MEXICO CITY (Reuters) – The nationality of who buys Citigroup’s Mexican unit, known as Citibanamex, will not be the deciding factor despite the Mexican government’s preference to sell the bank to a local buyer, an executive told local media in an interview published on Tuesday.
Mexican President Andres Manuel Lopez Obrador has made clear he wants to see investors “Mexicanize” the unit, floating names of Mexican billionaires like Ricardo Salinas of Banco Azteca and Carlos Hank Gonzalez of Banorte as potential buyers.
“It’s completely reasonable that the government has a vision of who is the best manager for one of the country’s largest financial entities,” Paco Ybarra, chief executive of Citi’s Institutional Clients Group, told local newspaper El Financiero.
“It’s one more factor in the decision process, not something that we consider to be decisive and it is open to as many options as possible,” said Ybarra, underscoring the sale is open to foreign buyers.
Citi country head Manuel Romo announced in March that Ybarra will lead the sale.
The executive is currently in Mexico City ahead of the bank’s announcement of sale terms, several outlets reported.
In February, Romo said Citibanamex could be sold directly or through an initial public offering, but not piecemeal.
Ybarra also told local outlet El Economista that for Citi, “it’s important for the buyer to pay what we know (the unit) is worth.”
Analysts have said Citibanamex could go for $4 billion to $8 billion, though Citi, which paid $12.5 billion for the unit in 2001, has not yet named a price.

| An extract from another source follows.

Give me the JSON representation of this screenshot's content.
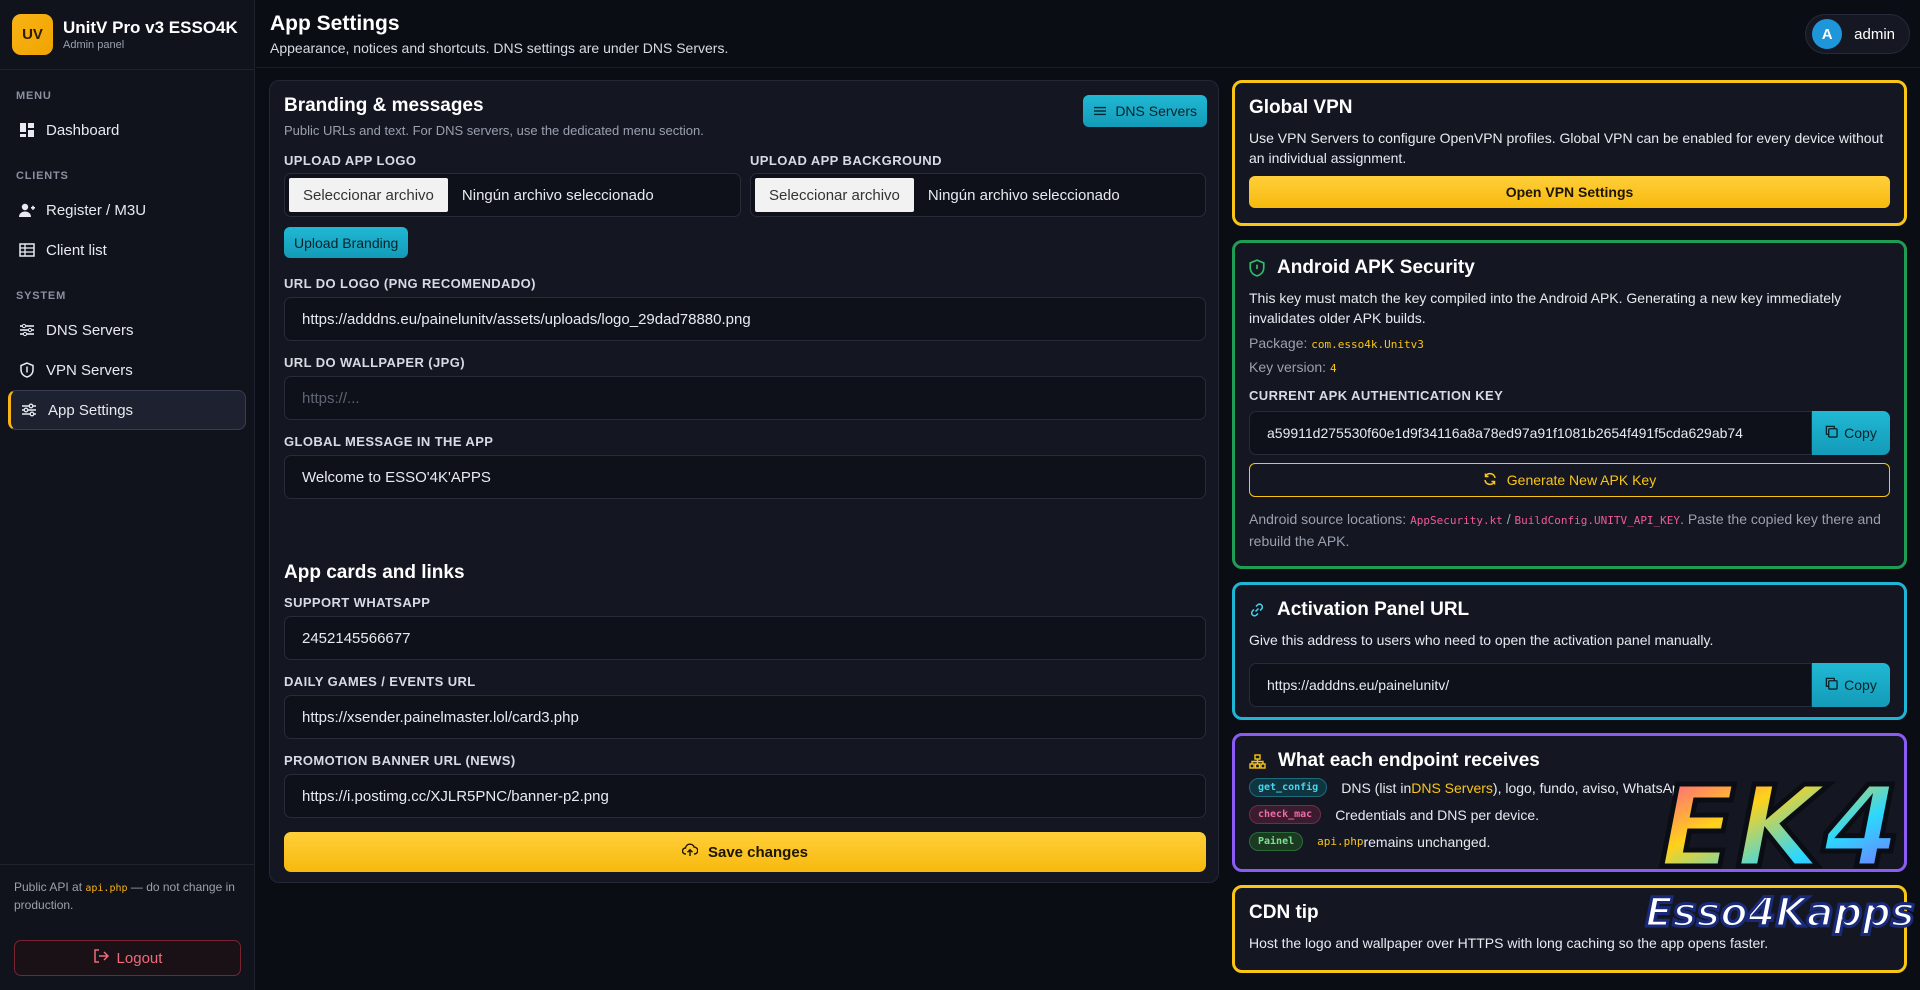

Mexican bank Banorte said in March that if it launches a successful bid, it will invite “all Mexicans” to participate in the purchase.
(Reporting by Kylie Madry; Editing by Chris Reese)